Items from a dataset
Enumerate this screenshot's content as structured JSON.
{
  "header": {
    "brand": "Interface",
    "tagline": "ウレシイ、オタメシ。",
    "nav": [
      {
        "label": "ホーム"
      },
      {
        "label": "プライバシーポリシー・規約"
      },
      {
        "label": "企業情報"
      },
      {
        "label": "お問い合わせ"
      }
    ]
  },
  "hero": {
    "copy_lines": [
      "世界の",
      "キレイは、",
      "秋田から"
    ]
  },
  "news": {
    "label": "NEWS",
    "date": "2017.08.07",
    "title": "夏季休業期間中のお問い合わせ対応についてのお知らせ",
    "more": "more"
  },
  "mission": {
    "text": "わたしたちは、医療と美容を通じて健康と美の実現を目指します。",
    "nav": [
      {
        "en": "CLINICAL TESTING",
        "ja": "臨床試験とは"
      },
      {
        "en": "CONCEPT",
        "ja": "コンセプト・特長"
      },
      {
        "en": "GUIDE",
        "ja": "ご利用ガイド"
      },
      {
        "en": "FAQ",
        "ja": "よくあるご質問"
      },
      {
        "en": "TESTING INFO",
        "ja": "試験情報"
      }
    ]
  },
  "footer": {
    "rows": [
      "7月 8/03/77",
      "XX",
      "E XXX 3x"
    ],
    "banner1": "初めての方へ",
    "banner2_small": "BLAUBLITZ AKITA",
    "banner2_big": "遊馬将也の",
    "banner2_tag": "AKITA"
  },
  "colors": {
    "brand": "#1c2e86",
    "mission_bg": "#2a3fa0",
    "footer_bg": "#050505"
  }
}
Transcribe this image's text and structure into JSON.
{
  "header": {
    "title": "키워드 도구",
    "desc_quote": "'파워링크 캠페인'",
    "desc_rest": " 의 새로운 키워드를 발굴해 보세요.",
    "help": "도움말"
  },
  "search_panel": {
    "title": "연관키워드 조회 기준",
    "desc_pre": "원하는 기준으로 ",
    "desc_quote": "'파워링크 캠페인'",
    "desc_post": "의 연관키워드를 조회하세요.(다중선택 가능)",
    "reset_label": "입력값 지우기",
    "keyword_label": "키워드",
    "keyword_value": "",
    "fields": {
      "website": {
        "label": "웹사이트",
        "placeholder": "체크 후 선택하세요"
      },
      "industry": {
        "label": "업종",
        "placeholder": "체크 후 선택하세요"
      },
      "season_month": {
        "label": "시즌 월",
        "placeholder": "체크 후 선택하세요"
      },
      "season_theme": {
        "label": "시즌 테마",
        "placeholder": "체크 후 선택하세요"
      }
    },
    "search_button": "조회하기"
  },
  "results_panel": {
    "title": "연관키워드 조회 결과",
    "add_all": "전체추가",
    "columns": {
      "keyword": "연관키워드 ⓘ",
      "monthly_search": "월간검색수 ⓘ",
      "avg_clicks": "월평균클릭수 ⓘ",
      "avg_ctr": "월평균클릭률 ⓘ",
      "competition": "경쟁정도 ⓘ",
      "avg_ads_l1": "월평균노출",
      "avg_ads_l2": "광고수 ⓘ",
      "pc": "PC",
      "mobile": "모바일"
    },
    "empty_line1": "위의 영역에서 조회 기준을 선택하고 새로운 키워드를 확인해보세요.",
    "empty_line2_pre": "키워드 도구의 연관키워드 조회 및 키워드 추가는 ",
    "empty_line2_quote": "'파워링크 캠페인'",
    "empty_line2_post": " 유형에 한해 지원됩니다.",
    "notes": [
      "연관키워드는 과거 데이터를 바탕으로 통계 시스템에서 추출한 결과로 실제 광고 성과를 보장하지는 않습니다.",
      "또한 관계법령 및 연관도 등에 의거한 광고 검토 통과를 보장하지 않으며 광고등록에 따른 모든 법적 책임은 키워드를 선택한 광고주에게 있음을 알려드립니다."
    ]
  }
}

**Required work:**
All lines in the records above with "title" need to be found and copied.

**Answer to the exercise:**
    "title": "夏季休業期間中のお問い合わせ対応についてのお知らせ",
    "title": "키워드 도구",
    "title": "연관키워드 조회 기준",
    "title": "연관키워드 조회 결과",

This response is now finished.